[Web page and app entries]
******

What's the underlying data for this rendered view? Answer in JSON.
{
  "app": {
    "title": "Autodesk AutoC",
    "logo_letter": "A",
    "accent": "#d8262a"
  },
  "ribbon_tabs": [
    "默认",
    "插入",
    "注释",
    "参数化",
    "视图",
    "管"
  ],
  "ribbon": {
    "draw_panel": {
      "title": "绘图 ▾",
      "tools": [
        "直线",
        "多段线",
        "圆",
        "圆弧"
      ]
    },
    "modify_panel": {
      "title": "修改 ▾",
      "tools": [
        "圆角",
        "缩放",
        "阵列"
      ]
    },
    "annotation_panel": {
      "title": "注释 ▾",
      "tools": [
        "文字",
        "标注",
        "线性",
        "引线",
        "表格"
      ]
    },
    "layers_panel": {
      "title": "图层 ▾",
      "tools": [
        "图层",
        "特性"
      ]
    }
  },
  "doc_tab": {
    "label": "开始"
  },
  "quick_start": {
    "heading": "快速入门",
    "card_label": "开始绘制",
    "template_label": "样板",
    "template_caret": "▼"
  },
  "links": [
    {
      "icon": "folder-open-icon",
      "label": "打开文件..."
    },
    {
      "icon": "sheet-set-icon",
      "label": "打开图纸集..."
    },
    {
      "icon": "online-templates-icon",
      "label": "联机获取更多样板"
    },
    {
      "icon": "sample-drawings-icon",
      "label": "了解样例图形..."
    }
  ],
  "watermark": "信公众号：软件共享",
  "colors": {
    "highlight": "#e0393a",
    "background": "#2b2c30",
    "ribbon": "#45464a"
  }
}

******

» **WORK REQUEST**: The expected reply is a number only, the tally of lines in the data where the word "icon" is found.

» **RESULT OF THE TASK**: 4